4 minute read

Clustering is one of the most well known techniques in Data Science. From customer segmentation to outlier detection, it has a broad range of uses, and different techniques that fit different use cases. In this blog post we will take a look at hierarchical clustering, which is the hierarchical application of clustering techniques.


Clustering, in one sentence, is the extraction of natural groupings of similar data objects.

Senator Clusters
Republican and Democrat clusters of senators

There are a couple of general ideas that occur quite frequently with respect to clustering:

  • The clusters should be naturally occurring in data.
  • The clustering should discover hidden patterns in the data.
  • Data points within the cluster should be similar.
  • Data points in two different clusters should not be similar.
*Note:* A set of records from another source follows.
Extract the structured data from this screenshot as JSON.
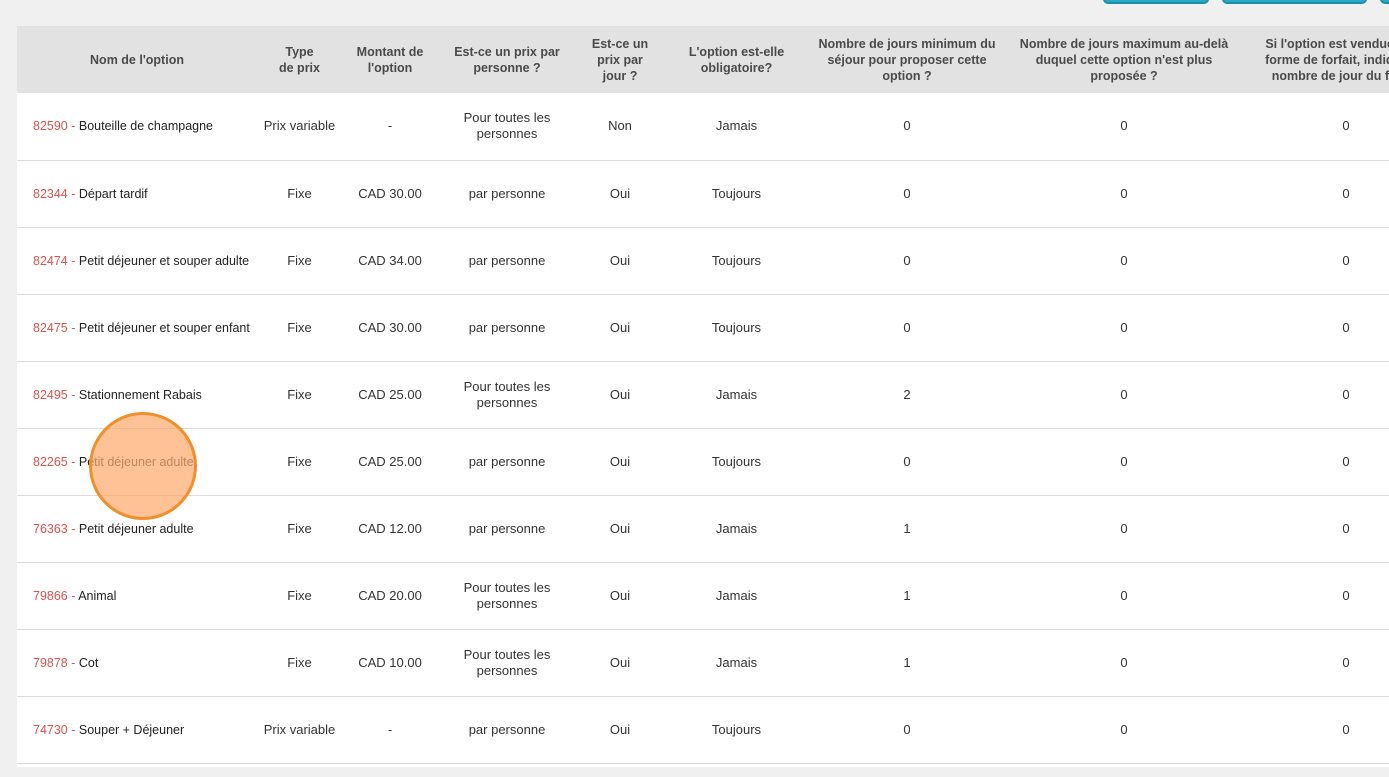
{
  "table": {
    "headers": [
      "Nom de l'option",
      "Type\nde prix",
      "Montant de l'option",
      "Est-ce un prix par personne ?",
      "Est-ce un prix par jour ?",
      "L'option est-elle obligatoire?",
      "Nombre de jours minimum du séjour pour proposer cette option ?",
      "Nombre de jours maximum au-delà duquel cette option n'est plus proposée ?",
      "Si l'option est vendue sous forme de forfait, indiquer le nombre de jour du forfait"
    ],
    "rows": [
      {
        "id": "82590",
        "name": "Bouteille de champagne",
        "type": "Prix variable",
        "amount": "-",
        "per_person": "Pour toutes les personnes",
        "per_day": "Non",
        "mandatory": "Jamais",
        "min_days": "0",
        "max_days": "0",
        "package_days": "0"
      },
      {
        "id": "82344",
        "name": "Départ tardif",
        "type": "Fixe",
        "amount": "CAD 30.00",
        "per_person": "par personne",
        "per_day": "Oui",
        "mandatory": "Toujours",
        "min_days": "0",
        "max_days": "0",
        "package_days": "0"
      },
      {
        "id": "82474",
        "name": "Petit déjeuner et souper adulte",
        "type": "Fixe",
        "amount": "CAD 34.00",
        "per_person": "par personne",
        "per_day": "Oui",
        "mandatory": "Toujours",
        "min_days": "0",
        "max_days": "0",
        "package_days": "0"
      },
      {
        "id": "82475",
        "name": "Petit déjeuner et souper enfant",
        "type": "Fixe",
        "amount": "CAD 30.00",
        "per_person": "par personne",
        "per_day": "Oui",
        "mandatory": "Toujours",
        "min_days": "0",
        "max_days": "0",
        "package_days": "0"
      },
      {
        "id": "82495",
        "name": "Stationnement Rabais",
        "type": "Fixe",
        "amount": "CAD 25.00",
        "per_person": "Pour toutes les personnes",
        "per_day": "Oui",
        "mandatory": "Jamais",
        "min_days": "2",
        "max_days": "0",
        "package_days": "0"
      },
      {
        "id": "82265",
        "name": "Petit déjeuner adulte",
        "type": "Fixe",
        "amount": "CAD 25.00",
        "per_person": "par personne",
        "per_day": "Oui",
        "mandatory": "Toujours",
        "min_days": "0",
        "max_days": "0",
        "package_days": "0"
      },
      {
        "id": "76363",
        "name": "Petit déjeuner adulte",
        "type": "Fixe",
        "amount": "CAD 12.00",
        "per_person": "par personne",
        "per_day": "Oui",
        "mandatory": "Jamais",
        "min_days": "1",
        "max_days": "0",
        "package_days": "0"
      },
      {
        "id": "79866",
        "name": "Animal",
        "type": "Fixe",
        "amount": "CAD 20.00",
        "per_person": "Pour toutes les personnes",
        "per_day": "Oui",
        "mandatory": "Jamais",
        "min_days": "1",
        "max_days": "0",
        "package_days": "0"
      },
      {
        "id": "79878",
        "name": "Cot",
        "type": "Fixe",
        "amount": "CAD 10.00",
        "per_person": "Pour toutes les personnes",
        "per_day": "Oui",
        "mandatory": "Jamais",
        "min_days": "1",
        "max_days": "0",
        "package_days": "0"
      },
      {
        "id": "74730",
        "name": "Souper + Déjeuner",
        "type": "Prix variable",
        "amount": "-",
        "per_person": "par personne",
        "per_day": "Oui",
        "mandatory": "Toujours",
        "min_days": "0",
        "max_days": "0",
        "package_days": "0"
      }
    ],
    "separator": " - "
  },
  "colors": {
    "header_bg": "#e2e2e2",
    "id_link": "#d9534f",
    "top_button": "#2aa9c4",
    "click_indicator": "#f0902c"
  }
}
Common algorithms used for clustering include K-Means, DBSCAN, and Gaussian Mixture Models.

Hierarchical Clustering

As mentioned before, hierarchical clustering relies using these clustering techniques to find a hierarchy of clusters, where this hierarchy resembles a tree structure, called a dendrogram.

Hierarchical clustering is the hierarchical decomposition of the data based on group similarities

Finding hierarchical clusters

There are two top-level methods for finding these hierarchical clusters:

  • Agglomerative clustering uses a bottom-up approach, wherein each data point starts in its own cluster. These clusters are then joined greedily, by taking the two most similar clusters together and merging them.
  • Divisive clustering uses a top-down approach, wherein all data points start in the same cluster. You can then use a parametric clustering algorithm like K-Means to divide the cluster into two clusters. For each cluster, you further divide it down to two clusters until you hit the desired number of clusters.

Both of these approaches rely on constructing a similarity matrix between all of the data points, which is usually calculated by cosine or Jaccard distance.

Applications of Hierarchical Clustering

1) US Senator Clustering through Twitter

Can we find the party lines through Twitter?

Following the controversial “Twitter mood predicts the stock market” paper, researchers have been looking at Twitter as a source of highly valuable data. In this example, we use Twitter to cluster US senators into their respective parties.

Our data is simple: we only look at which senators follow which senators. That defines a graph structure with senators as the nodes and follows as the edges.

On this graph, we use the Walktrap algorithm by Pons et al., which does a random walk through graph, and estimates the senator similarity by the number of times you end up at certain senator starting from a senator.

After getting these similarities, we can use agglomerative clustering to find the dendrogram.

Senator Dendrogram
Reds are Republicans, Blues are Democrats, Blacks are independent

In order to measure how well our clustering worked, we can color the results with the party colors. As you can see, Democrats and Republicans are very clearly split from the top, showing the success of this method.

You also might’ve noticed the two black lines, denoting the independent senators. These are a little trickier to evaluate, but both Sen. Bernie Sanders and Sen. Angus King caucus with the Democratic Party, meaning that it is natural that they are in the Democratic Party branch of the tree.

2) Charting Evolution through Phylogenetic Trees

How can we relate different species together?

In the decades before DNA sequencing was reliable, the scientists struggled to answer a seemingly simple question: Are giant pandas closer to bears or racoons?

Image of giant panda

Nowadays, we can use DNA sequencing and hierarchical clustering to find the phylogenetic tree of animal evolution:

  • Generate the DNA sequences.
  • Calculate the edit distance between all sequences.
  • Calculate the DNA similarities based on the edit distances.
  • Construct the phylogenetic tree.
Giant panda phylogenetic tree

As a result of this experiment, the researchers were able to place the giant pandas closer to bears.

3) Tracking Viruses through Phylogenetic Trees

Can we find where a viral outbreak originated?

Tracking viral outbreaks and their sources is a major health challenge. Tracing these outbreaks to their source can give scientists additional data as to why and how the outbreak began, potentially saving lives.

Viruses such as HIV have high mutation rates, which means the similarity of the DNA sequence of the same virus depends on the time since it was transmitted. This can be used to trace paths of transmission.

This method was used as evidence in a court case, wherein the victim’s strand of HIV was found to be more similar to the accused patient’s strand, compared to a control group.

HIV strands phylogenetic tree
V1–3 are victim's strands, P1–3 are accused patient's, and LA1–12 are the control group

A similar study was also done for finding the animal that gave the humans the SARS virus:

SARS strands phylogenetic tree

So humans got the SARS virus from palm civets… right?

“With the data at hand, we see how the virus used different hosts, moving from bat to human to civet, in that order. So the civets actually got SARS from humans.” - ScienceDaily


Hierarchical clustering is a powerful technique that allows you to build tree structures from data similarities. You can now see how different sub-clusters relate to each other, and how far apart data points are. Just keep in mind that these similarities do not imply causality, as with the palm civet example, and you will have another tool at your disposal.


  • Big Data Science (NYU) lecture slides by Dr. Anasse Bari
  • Bioinformatics (Bogazici University) lecture notes by Dr. Arzucan Ozgur